THE PROBLEM: Count up the lines below in which the string "content" appears. The reply should be that number alone.

EXTRACTED MATERIAL:
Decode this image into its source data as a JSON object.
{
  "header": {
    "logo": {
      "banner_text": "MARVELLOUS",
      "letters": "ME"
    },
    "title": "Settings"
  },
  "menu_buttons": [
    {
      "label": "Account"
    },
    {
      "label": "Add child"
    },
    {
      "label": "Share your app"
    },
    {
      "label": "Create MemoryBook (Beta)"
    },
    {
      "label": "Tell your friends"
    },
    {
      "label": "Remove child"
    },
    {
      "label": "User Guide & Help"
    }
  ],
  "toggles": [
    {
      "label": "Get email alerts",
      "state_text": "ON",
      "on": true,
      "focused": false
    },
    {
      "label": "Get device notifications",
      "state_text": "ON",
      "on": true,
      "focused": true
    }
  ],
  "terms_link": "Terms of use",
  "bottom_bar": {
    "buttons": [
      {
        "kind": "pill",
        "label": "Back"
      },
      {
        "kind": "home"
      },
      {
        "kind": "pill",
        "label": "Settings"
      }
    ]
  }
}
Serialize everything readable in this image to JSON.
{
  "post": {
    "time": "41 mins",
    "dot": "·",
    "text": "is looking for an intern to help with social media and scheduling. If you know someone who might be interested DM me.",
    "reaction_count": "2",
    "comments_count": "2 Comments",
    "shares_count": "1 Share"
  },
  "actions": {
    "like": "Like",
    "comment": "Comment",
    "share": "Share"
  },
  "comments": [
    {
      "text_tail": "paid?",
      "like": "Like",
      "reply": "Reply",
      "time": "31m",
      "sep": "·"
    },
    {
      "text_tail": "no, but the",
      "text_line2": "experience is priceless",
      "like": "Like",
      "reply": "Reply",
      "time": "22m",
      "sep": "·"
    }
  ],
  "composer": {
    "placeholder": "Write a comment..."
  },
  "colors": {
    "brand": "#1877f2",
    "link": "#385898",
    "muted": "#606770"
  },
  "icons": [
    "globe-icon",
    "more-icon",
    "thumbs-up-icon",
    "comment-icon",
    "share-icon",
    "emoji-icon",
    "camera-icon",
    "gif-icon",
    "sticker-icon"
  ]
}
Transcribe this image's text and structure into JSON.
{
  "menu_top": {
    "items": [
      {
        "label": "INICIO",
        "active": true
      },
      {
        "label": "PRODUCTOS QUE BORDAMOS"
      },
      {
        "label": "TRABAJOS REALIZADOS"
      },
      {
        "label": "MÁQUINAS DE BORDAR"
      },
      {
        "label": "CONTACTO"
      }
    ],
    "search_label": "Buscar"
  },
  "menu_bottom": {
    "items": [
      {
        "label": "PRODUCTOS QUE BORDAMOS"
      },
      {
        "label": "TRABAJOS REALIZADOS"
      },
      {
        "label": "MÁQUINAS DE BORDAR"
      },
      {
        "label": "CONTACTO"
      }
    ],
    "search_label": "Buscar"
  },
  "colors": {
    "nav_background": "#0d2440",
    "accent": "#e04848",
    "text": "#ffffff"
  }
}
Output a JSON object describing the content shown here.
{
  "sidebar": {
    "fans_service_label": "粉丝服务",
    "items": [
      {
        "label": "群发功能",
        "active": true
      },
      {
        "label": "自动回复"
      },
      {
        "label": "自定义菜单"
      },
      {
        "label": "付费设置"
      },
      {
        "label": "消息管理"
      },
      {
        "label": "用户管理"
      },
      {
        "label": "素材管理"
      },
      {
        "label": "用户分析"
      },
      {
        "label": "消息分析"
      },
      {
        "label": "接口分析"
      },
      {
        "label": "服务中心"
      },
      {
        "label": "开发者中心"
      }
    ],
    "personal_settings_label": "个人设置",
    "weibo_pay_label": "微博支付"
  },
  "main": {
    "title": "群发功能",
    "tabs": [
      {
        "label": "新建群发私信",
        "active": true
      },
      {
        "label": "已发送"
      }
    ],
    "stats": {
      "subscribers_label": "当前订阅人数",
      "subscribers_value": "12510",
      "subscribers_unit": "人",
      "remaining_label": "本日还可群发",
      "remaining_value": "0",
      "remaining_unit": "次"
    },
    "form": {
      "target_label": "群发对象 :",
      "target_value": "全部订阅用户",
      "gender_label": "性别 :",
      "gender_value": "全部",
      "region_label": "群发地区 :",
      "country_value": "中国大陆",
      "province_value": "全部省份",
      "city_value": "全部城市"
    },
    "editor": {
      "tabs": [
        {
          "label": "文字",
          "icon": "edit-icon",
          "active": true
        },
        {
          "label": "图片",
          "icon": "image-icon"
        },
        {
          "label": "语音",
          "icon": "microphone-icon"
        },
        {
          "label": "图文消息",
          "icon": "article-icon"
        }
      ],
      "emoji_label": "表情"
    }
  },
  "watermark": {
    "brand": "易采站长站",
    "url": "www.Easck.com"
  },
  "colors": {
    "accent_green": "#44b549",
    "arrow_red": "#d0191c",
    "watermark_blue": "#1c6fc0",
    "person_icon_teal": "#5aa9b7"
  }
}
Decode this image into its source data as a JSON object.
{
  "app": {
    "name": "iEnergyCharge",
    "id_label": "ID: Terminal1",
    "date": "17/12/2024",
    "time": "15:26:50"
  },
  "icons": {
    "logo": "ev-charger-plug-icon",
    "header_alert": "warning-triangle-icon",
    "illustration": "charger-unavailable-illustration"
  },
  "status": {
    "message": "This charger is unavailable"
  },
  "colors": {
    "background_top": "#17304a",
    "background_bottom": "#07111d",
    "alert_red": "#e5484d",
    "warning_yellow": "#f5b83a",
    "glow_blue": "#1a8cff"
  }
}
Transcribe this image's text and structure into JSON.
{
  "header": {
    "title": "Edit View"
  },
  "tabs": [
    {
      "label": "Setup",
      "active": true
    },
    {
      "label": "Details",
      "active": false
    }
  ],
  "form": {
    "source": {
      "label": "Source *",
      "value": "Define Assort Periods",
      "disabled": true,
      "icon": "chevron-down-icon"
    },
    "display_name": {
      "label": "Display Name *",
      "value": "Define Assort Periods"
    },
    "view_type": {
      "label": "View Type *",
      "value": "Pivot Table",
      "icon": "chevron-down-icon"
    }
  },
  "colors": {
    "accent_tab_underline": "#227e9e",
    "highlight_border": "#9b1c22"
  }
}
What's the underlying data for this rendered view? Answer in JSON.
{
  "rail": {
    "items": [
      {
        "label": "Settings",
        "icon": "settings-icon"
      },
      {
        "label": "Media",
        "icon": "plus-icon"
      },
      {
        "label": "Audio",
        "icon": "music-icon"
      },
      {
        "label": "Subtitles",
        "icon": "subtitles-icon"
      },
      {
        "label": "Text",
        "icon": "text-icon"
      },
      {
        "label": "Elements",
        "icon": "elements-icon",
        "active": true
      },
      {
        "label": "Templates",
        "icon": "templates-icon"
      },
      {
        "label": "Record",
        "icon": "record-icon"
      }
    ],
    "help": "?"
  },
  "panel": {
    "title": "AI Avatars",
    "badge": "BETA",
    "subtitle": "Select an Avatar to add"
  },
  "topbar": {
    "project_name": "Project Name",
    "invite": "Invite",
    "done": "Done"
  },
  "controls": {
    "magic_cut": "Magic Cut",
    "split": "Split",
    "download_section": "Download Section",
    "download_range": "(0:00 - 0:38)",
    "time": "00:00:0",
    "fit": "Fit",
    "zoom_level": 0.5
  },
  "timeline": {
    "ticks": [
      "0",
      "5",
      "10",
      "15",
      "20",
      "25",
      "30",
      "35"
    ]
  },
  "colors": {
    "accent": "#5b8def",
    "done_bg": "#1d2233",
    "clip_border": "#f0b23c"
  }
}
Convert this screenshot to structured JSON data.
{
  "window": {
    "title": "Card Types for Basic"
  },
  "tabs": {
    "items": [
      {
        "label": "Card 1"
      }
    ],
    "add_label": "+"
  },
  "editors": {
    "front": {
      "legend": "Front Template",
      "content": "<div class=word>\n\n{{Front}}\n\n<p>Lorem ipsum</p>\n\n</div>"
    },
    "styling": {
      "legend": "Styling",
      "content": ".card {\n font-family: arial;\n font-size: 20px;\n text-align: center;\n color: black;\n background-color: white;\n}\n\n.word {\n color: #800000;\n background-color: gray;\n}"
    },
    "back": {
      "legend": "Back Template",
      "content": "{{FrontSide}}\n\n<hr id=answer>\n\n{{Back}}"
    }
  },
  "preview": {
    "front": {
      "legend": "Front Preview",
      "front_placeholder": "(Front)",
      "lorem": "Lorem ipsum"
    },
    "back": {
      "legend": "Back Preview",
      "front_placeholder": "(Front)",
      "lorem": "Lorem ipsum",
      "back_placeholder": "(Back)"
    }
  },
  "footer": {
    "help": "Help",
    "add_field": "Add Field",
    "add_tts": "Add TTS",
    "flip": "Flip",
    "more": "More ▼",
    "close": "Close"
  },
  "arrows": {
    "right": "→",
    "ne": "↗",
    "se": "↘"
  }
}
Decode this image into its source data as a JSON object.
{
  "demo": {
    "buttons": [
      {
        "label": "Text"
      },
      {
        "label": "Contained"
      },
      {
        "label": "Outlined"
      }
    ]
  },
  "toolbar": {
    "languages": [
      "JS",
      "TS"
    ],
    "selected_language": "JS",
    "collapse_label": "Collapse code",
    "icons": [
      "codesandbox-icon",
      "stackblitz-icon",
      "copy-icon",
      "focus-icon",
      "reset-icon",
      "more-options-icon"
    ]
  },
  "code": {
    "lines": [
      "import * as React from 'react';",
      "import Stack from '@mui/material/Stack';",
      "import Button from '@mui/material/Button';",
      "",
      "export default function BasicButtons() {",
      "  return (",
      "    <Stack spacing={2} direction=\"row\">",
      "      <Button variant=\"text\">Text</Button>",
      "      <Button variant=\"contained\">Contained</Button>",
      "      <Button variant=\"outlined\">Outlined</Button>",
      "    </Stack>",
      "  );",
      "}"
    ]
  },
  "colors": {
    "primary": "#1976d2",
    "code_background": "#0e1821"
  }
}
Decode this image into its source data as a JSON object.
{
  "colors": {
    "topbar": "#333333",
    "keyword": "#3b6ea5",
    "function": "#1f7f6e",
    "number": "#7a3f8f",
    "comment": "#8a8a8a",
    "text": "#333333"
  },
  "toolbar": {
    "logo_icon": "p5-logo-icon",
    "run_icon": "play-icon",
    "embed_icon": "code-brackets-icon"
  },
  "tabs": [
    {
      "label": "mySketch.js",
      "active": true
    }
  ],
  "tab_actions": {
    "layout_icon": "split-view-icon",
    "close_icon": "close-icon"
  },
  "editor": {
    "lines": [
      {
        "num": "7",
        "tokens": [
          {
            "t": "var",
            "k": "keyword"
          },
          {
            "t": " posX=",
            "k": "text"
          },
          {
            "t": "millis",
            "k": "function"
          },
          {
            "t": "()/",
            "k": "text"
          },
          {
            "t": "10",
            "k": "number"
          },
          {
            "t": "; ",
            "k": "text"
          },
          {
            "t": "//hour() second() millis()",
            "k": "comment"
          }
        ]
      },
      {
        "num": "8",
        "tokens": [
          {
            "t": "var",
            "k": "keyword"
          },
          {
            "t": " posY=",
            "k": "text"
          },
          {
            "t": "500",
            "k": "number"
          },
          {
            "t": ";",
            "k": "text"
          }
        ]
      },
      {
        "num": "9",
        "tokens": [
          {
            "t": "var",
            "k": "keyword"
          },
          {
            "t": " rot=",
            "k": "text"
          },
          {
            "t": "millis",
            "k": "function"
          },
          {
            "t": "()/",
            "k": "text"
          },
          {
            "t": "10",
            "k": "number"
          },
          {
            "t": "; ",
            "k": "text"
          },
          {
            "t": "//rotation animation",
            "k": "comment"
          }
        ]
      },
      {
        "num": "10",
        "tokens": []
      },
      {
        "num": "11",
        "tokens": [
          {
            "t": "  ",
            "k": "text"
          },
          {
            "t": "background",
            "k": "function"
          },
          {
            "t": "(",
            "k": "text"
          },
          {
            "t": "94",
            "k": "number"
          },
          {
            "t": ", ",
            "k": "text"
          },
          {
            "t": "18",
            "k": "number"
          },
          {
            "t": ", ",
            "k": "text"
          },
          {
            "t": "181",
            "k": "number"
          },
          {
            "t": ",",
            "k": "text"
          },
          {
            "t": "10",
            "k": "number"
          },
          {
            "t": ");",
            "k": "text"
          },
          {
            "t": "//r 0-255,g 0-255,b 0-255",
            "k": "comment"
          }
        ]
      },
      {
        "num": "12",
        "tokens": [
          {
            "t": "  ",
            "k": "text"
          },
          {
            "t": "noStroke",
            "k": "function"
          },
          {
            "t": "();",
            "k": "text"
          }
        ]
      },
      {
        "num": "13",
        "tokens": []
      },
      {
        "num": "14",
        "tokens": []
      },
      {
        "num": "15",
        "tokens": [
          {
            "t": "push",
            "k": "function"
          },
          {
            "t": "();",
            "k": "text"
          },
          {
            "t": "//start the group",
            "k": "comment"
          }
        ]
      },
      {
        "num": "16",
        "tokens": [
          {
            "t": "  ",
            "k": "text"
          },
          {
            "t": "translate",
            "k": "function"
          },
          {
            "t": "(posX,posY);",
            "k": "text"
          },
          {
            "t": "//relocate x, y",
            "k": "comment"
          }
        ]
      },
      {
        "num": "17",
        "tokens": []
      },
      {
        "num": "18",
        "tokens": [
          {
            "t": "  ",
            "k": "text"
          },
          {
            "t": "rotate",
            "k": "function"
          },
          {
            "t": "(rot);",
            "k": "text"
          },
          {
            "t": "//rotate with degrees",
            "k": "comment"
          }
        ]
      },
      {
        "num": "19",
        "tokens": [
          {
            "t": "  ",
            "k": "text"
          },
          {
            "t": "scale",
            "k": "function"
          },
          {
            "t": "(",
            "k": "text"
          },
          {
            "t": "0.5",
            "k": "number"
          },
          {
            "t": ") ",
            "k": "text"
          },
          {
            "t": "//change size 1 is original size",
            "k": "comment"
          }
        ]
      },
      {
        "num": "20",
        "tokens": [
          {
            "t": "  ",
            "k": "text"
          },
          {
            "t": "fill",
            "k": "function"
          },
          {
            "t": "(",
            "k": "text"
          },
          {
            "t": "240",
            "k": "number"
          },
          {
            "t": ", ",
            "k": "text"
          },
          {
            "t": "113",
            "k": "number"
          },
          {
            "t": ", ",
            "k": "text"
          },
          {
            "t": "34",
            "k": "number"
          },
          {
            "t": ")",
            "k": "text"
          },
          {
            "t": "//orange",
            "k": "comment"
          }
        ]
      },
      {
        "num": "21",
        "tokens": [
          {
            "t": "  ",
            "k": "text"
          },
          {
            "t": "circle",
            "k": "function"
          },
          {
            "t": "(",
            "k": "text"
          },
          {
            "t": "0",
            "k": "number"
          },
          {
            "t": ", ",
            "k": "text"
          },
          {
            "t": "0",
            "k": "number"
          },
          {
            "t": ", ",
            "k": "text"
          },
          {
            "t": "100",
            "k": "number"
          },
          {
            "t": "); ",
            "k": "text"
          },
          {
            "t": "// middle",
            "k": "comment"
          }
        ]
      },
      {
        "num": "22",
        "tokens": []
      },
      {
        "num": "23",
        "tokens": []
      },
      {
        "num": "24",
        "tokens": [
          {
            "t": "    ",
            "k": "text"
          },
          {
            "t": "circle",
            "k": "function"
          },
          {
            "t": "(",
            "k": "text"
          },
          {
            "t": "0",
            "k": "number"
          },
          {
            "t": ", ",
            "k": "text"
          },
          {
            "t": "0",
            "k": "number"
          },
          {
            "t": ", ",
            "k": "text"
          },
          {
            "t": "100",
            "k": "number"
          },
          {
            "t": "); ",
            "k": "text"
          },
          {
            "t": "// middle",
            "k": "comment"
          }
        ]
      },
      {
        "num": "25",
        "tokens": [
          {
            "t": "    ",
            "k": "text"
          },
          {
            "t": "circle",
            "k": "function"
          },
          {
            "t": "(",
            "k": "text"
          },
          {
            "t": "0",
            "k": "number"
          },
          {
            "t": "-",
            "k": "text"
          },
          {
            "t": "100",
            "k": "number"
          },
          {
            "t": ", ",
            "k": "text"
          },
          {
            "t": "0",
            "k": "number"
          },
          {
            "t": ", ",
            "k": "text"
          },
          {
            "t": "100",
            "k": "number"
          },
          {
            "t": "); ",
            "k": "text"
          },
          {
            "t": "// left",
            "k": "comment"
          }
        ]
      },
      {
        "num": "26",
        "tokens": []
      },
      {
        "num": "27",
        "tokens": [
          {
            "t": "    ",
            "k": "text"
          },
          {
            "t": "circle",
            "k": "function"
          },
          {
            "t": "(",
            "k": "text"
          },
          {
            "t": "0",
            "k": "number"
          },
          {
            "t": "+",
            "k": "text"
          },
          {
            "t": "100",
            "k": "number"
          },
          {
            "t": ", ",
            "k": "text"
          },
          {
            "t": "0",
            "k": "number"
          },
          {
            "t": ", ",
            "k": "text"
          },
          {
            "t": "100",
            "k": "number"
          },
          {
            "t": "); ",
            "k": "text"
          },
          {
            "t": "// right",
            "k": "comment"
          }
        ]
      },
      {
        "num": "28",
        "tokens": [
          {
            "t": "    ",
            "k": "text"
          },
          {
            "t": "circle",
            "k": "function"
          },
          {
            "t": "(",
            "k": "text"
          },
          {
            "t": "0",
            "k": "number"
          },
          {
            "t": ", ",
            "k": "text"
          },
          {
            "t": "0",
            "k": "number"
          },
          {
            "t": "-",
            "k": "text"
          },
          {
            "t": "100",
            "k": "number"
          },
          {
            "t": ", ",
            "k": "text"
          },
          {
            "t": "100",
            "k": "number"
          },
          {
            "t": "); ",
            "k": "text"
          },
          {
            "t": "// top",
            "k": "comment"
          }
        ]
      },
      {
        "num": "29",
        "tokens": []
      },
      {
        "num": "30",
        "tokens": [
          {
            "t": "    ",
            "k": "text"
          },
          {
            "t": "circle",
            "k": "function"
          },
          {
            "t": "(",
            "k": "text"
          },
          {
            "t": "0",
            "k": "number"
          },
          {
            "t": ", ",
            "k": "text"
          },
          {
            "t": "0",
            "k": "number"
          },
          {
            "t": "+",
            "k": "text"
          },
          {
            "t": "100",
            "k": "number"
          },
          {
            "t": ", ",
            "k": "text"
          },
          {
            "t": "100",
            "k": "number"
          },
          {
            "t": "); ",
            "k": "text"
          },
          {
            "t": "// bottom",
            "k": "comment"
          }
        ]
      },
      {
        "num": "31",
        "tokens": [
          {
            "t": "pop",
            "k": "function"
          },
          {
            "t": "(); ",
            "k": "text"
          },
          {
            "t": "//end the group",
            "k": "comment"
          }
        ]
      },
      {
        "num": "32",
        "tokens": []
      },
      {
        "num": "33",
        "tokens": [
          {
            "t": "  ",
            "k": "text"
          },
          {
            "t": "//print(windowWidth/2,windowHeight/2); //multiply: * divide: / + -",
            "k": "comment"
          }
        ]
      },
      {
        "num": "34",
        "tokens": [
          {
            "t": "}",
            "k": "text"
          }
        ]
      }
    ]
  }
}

SOLUTION TO THIS PROBLEM: 4